A group of 13 lawyers and activists who were researching potential litigation against the Tanzanian government has been illegally detained for promoting homosexuality. The group was set to discuss a case about the government’s ban on HIV and AIDS centers when police took them into custody on October 17.
The group included three South African and Ugandan lawyers working for the Initiative for Strategic Litigation in Africa (ISLA), nine activists with the Community Health and Education Services and Advocacy, which is a Tanzanian sex workers’ rights organization, and the manager of the hotel where the arrest took place.
The lawyers were initially released on bail. The next day, however, police issued a statement reporting that 13 people had been arrested for promoting homosexuality. The lawyers’ bail was later revoked. All 13 people have been held without charge since.
ISLA spokesperson Matilda Lasseko said, “The reality is that, if [the South Africans]broke any laws, they would’ve been charged already. What is happening now is illegal – the country is on a witch-hunt against our people.”
Lawyers for the Human Rights Commission claimed the reasoning behind the arrest was “disingenuous, given that the Tanzanian police were in possession of a concept note and agenda for the legal consultation meeting.”
There is no law explicitly prohibiting homosexuality in Tanzania; however, the government has increased measures against it this year. In February, the government ordered private health centers to stop providing HIV and AIDS services, claiming they promote homosexual activities.
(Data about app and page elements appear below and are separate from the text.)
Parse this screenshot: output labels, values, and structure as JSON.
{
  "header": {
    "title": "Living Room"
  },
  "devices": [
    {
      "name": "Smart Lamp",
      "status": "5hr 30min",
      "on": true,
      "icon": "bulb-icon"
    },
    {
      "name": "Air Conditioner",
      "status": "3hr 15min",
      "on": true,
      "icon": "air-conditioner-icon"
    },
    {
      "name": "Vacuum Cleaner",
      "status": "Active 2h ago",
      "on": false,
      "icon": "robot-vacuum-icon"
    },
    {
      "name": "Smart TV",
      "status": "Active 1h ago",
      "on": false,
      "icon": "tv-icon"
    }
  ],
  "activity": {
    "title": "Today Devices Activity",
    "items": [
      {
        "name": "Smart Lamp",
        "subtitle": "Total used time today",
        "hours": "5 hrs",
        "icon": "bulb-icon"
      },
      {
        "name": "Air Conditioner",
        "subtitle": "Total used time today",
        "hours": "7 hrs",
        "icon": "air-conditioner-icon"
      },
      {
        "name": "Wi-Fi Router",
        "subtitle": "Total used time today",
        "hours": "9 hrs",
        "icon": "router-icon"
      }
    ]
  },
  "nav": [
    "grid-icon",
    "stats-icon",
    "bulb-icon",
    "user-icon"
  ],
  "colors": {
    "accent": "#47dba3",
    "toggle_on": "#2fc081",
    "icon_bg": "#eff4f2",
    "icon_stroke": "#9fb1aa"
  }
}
After that, several popular newspapers published anti-gay editorials. Most recently, in a speech before Parliament in September, the country’s Deputy Health Minister Hamisi Kingwangalla vowed to “fight with all [his]strength against groups supporting homosexuality in our country.”
James Wandera Ouma, the director of LGBT Voice Tanzania, one of the few registered Tanzania pro-LGBT groups, explained that it has become more difficult for the group to operate. “We haven’t been able to organize meetings because everyone is afraid of what will happen…. People think, ‘If I go to this office, the police might come and arrest me,’” said Ouma.